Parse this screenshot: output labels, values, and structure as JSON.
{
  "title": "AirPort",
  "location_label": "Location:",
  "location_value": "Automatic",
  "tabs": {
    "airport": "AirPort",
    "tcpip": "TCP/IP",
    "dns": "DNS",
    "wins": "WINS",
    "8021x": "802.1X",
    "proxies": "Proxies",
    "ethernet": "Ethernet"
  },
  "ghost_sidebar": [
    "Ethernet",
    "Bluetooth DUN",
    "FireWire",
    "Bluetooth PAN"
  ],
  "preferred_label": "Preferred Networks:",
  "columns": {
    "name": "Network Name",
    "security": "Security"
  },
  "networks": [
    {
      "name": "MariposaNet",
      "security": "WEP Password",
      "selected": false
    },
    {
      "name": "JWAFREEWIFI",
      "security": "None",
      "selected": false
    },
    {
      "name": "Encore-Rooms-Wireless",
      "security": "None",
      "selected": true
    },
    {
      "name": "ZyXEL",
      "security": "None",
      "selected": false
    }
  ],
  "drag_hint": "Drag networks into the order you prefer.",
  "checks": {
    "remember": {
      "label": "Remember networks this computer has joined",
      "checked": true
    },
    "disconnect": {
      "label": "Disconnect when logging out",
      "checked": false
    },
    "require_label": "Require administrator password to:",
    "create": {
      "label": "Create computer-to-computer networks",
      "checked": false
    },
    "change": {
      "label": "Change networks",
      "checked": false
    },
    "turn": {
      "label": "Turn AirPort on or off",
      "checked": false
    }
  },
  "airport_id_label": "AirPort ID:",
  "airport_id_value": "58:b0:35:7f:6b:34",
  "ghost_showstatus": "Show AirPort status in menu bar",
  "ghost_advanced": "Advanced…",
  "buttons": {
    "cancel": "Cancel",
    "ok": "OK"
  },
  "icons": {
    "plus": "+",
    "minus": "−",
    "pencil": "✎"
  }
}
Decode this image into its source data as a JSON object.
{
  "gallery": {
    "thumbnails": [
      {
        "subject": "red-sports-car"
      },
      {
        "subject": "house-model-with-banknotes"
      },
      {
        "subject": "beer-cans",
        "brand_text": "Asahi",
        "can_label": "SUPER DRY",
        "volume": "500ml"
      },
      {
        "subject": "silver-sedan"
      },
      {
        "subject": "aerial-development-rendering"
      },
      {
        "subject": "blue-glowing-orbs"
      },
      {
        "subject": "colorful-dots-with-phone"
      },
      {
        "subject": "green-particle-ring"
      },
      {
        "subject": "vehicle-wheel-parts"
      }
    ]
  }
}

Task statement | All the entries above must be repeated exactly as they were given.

Finished exercise |
Parse this screenshot: output labels, values, and structure as JSON.
{
  "title": "AirPort",
  "location_label": "Location:",
  "location_value": "Automatic",
  "tabs": {
    "airport": "AirPort",
    "tcpip": "TCP/IP",
    "dns": "DNS",
    "wins": "WINS",
    "8021x": "802.1X",
    "proxies": "Proxies",
    "ethernet": "Ethernet"
  },
  "ghost_sidebar": [
    "Ethernet",
    "Bluetooth DUN",
    "FireWire",
    "Bluetooth PAN"
  ],
  "preferred_label": "Preferred Networks:",
  "columns": {
    "name": "Network Name",
    "security": "Security"
  },
  "networks": [
    {
      "name": "MariposaNet",
      "security": "WEP Password",
      "selected": false
    },
    {
      "name": "JWAFREEWIFI",
      "security": "None",
      "selected": false
    },
    {
      "name": "Encore-Rooms-Wireless",
      "security": "None",
      "selected": true
    },
    {
      "name": "ZyXEL",
      "security": "None",
      "selected": false
    }
  ],
  "drag_hint": "Drag networks into the order you prefer.",
  "checks": {
    "remember": {
      "label": "Remember networks this computer has joined",
      "checked": true
    },
    "disconnect": {
      "label": "Disconnect when logging out",
      "checked": false
    },
    "require_label": "Require administrator password to:",
    "create": {
      "label": "Create computer-to-computer networks",
      "checked": false
    },
    "change": {
      "label": "Change networks",
      "checked": false
    },
    "turn": {
      "label": "Turn AirPort on or off",
      "checked": false
    }
  },
  "airport_id_label": "AirPort ID:",
  "airport_id_value": "58:b0:35:7f:6b:34",
  "ghost_showstatus": "Show AirPort status in menu bar",
  "ghost_advanced": "Advanced…",
  "buttons": {
    "cancel": "Cancel",
    "ok": "OK"
  },
  "icons": {
    "plus": "+",
    "minus": "−",
    "pencil": "✎"
  }
}
Decode this image into its source data as a JSON object.
{
  "gallery": {
    "thumbnails": [
      {
        "subject": "red-sports-car"
      },
      {
        "subject": "house-model-with-banknotes"
      },
      {
        "subject": "beer-cans",
        "brand_text": "Asahi",
        "can_label": "SUPER DRY",
        "volume": "500ml"
      },
      {
        "subject": "silver-sedan"
      },
      {
        "subject": "aerial-development-rendering"
      },
      {
        "subject": "blue-glowing-orbs"
      },
      {
        "subject": "colorful-dots-with-phone"
      },
      {
        "subject": "green-particle-ring"
      },
      {
        "subject": "vehicle-wheel-parts"
      }
    ]
  }
}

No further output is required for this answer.